As the actors move across the stage, the music swells triumphantly; falls away eerily; pauses dramatically.

When Malcolm Dow is doing his job well, you won't even notice he's doing it at all.

Dow is the sound designer and composer for this year's production of Shakespeare's Pericles at Vancouver's annual Bard on the Beach Shakespeare festival — a role often overlooked by the theatre-going public, but one Dow says is even more important than in film.

"People think, oh, you don't need a sound designer for a theatre show, it's just going to be a toilet flushing and a doorbell — you know, a couple transition clips," he said.

"I think it can really provide a rich environment that brings the show to life, because theatre is so much about making the audience really buy into the story.

"But there's some people that won't even notice that [the score] is there," he continued. "I think in some ways that's what you want to do, is to make it seamless in the show."

A particularly challenging production

Pericles presented an interesting challenge for Dow because, by his own admission, it's not a very good play.

"I mean, it's a riveting story, it's an amazing story, and an incredible hero's journey," he said. "You can almost think Game of Thrones set in ancient Syria."

"But the writing is not as good as some of Shakespeare's other plays, and he's only partially responsible for it."

So, Dow had his work cut out for him if he wanted to the audience to really buy in — compounded by the fact that he had no prior background or training in the music of the Middle East.

That, combined with the grueling rehearsal schedule, meant Dow was working on music for the play well into technical rehearsals.

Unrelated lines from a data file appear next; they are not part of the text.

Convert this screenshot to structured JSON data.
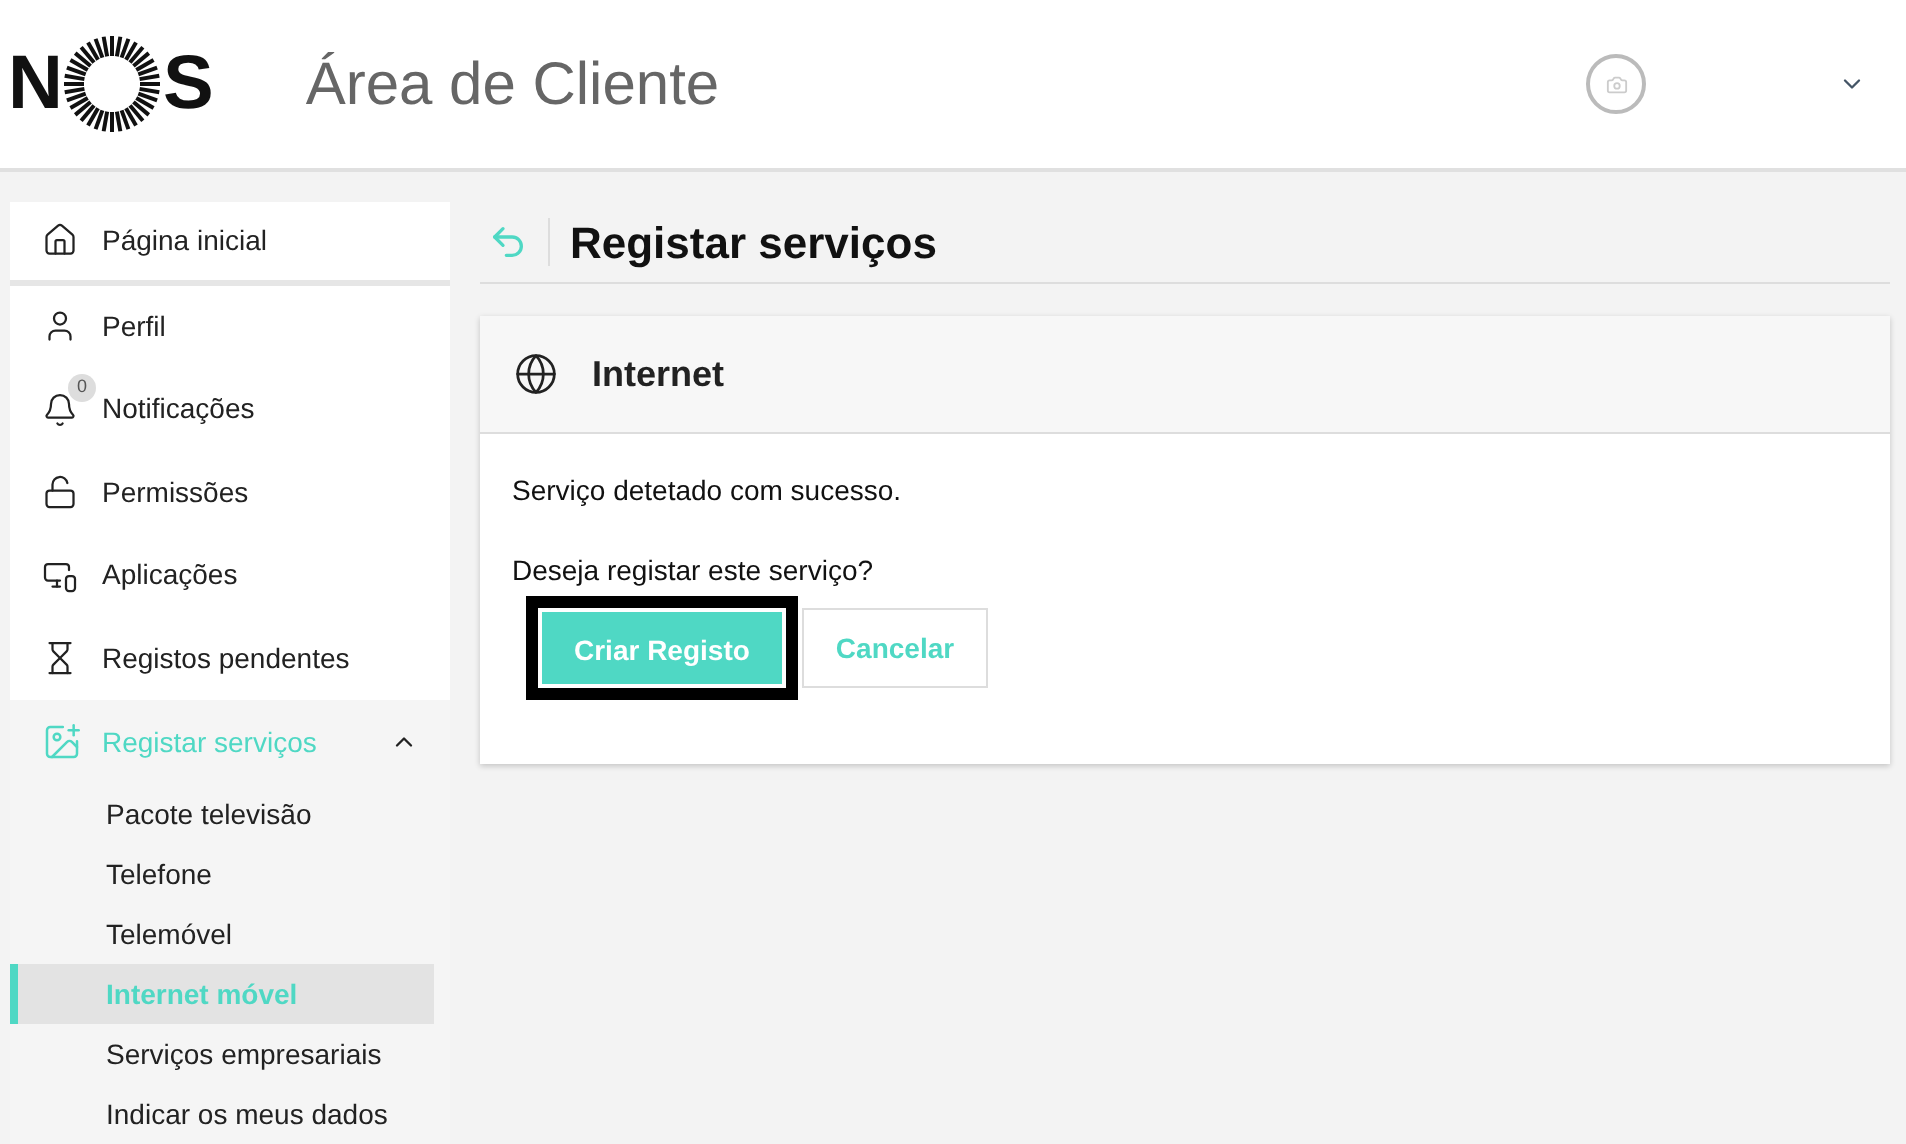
{
  "header": {
    "logo": [
      "N",
      "S"
    ],
    "title": "Área de Cliente"
  },
  "sidebar": {
    "items": [
      {
        "label": "Página inicial",
        "selected": false
      },
      {
        "label": "Perfil",
        "selected": false
      },
      {
        "label": "Notificações",
        "selected": false,
        "badge": "0"
      },
      {
        "label": "Permissões",
        "selected": false
      },
      {
        "label": "Aplicações",
        "selected": false
      },
      {
        "label": "Registos pendentes",
        "selected": false
      },
      {
        "label": "Registar serviços",
        "selected": true,
        "expanded": true,
        "children": [
          {
            "label": "Pacote televisão",
            "selected": false
          },
          {
            "label": "Telefone",
            "selected": false
          },
          {
            "label": "Telemóvel",
            "selected": false
          },
          {
            "label": "Internet móvel",
            "selected": true
          },
          {
            "label": "Serviços empresariais",
            "selected": false
          },
          {
            "label": "Indicar os meus dados",
            "selected": false
          }
        ]
      }
    ]
  },
  "page": {
    "title": "Registar serviços"
  },
  "card": {
    "title": "Internet",
    "message": "Serviço detetado com sucesso.",
    "question": "Deseja registar este serviço?",
    "buttons": [
      {
        "label": "Criar Registo",
        "kind": "primary",
        "focused": true
      },
      {
        "label": "Cancelar",
        "kind": "secondary",
        "focused": false
      }
    ]
  }
}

But he finds that's actually an integral part of his theatre-scoring process.

"For me, the [rehearsal] process really reveals so many things that the script doesn't," he said. "There's moments that you just might not have foreseen."

In fact, Dow often finds himself writing well into the preview stage, when there are actual audiences watching the production.

"I've had times where you come up with a show-stopping or a show-winning sound piece that you only come in with on the last day," he said.

"I'm still listening, because there might be one really important ingredient that's not there yet."

Pericles runs at Bard on the Beach until Sept. 21.

With files from CBC Radio One's North by Northwest.